Staff across all schools and settings use a range of national guidance to inform the curriculum. They demonstrate a strong desire to design a curriculum that takes account of the unique needs of their local community. Children and young people are learning outdoors more often. Staff use their local area well as a stimulus and context for learning. Staff in secondary schools are increasingly using local labour market intelligence to develop learner pathways.

Moving forward, staff in schools and settings should continue to take explicit account of how local, national and global issues are integral to the curriculum. Staff must ensure that the curriculum supports all children and young people to develop the skills and knowledge they will need to thrive in a rapidly changing world.

Staff regularly review the curriculum with the intention of ensuring that it meets the needs of children and young people. The most notable changes to the curriculum in the last few years have been driven by responses to the COVID-19 pandemic. For example, adaptations to the health and wellbeing curriculum are supporting children’s and young people’s mental and emotional wellbeing needs.

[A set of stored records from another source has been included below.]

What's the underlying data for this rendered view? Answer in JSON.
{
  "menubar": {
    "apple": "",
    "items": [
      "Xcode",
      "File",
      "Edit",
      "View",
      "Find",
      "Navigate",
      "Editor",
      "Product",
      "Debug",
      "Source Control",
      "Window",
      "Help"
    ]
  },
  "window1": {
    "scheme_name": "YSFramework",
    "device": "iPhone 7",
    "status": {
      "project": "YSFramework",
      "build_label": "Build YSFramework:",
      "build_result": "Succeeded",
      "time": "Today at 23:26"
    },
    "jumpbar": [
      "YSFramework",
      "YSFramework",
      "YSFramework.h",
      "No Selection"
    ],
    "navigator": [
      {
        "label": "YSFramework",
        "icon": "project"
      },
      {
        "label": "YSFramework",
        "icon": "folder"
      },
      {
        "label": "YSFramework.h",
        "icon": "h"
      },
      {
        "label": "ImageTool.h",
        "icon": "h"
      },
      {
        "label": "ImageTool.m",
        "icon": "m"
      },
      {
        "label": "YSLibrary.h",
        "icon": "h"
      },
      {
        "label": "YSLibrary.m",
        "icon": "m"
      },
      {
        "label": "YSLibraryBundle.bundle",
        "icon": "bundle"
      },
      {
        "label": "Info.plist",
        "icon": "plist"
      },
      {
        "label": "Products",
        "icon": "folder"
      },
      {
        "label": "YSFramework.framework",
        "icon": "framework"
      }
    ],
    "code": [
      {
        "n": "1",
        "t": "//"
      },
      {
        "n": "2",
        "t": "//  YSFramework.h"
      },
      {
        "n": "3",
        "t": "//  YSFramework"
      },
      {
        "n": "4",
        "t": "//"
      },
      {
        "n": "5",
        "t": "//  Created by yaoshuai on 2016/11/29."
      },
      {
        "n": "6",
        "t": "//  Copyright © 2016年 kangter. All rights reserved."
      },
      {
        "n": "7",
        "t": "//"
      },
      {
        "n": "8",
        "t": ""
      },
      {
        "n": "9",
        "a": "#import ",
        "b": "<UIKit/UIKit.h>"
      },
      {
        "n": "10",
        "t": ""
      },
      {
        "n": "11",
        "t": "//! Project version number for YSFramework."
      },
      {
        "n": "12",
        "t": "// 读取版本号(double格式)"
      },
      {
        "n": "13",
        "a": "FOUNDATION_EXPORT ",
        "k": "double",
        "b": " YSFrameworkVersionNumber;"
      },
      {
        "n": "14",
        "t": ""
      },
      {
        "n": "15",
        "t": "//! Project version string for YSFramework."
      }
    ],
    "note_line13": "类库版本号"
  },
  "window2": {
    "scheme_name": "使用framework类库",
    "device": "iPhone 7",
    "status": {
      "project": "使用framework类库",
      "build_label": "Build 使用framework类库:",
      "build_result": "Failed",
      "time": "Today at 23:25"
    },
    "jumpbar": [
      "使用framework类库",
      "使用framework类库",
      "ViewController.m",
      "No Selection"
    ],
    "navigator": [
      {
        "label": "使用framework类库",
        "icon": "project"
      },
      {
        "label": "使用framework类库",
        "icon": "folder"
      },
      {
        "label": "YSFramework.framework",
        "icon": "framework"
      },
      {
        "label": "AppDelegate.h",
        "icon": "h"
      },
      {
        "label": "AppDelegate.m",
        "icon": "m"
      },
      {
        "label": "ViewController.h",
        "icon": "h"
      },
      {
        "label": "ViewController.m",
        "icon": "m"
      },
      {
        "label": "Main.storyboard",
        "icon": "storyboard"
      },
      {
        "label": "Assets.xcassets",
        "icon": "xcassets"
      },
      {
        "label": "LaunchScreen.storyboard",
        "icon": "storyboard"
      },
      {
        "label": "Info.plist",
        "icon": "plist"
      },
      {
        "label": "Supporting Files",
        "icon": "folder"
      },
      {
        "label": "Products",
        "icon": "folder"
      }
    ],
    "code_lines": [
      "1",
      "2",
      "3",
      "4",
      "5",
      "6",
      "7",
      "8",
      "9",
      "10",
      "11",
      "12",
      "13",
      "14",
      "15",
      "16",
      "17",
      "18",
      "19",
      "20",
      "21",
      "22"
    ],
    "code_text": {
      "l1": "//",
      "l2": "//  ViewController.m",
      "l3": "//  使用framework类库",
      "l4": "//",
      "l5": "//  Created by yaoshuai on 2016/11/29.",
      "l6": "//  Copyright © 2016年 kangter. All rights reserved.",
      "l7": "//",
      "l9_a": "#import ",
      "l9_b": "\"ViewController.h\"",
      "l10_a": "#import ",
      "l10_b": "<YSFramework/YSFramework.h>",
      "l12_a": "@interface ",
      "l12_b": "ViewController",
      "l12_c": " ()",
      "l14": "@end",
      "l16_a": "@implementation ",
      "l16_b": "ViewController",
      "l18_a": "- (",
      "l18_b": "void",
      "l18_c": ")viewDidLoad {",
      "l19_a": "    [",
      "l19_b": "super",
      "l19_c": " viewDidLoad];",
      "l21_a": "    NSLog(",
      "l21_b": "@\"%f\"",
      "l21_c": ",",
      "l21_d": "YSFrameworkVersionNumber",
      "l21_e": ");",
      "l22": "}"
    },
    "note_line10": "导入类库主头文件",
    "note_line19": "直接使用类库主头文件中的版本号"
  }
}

However, too many children and young people are not receiving breadth and depth of learning across the curriculum.  

As a priority, staff in schools and settings must ensure that all children and young people receive their full entitlement to a broad general education up to and including S3. Staff need to ensure that they provide breadth, coherence and progression of learning across all areas of the curriculum. This will help young people better as they progress from broad general education (BGE) into the senior phase. 

Senior leaders and staff have a strong understanding of the socio-economic context and needs of the communities they serve. Staff adapt specific areas of their curriculum effectively to address identified attainment gaps, and to meet the needs of learners who have additional support needs.

Senior leaders, working with staff, are particularly skilled at identifying and addressing gaps in learning that children and young people have as a result of the COVID-19 pandemic. However, they now need to increase the focus on how the curriculum is designed to raise the attainment of all and close gaps caused by socio-economic challenges.

Engaging the school community in designing the curriculum

Although senior leaders and staff do engage with and gather views from the school community in a variety of ways, they need to involve children and young people, parents and partners more in designing, evaluating and developing their curriculum. This will help ensure that they are giving children and young people a curriculum that delivers knowledge, develops skills, and fulfils the ever-changing needs of society.

Local authorities and national bodies should support senior leaders and staff to do this by ensuring that they produce clear structures, guidance, resources and appropriate professional learning across all curriculum areas and subjects.

Staff in schools and settings should continue to set curricular improvement priorities which are specifically related to their own context. These should support children and young people to build on their prior learning and promote high-quality learning experiences which are relevant and meet individual needs.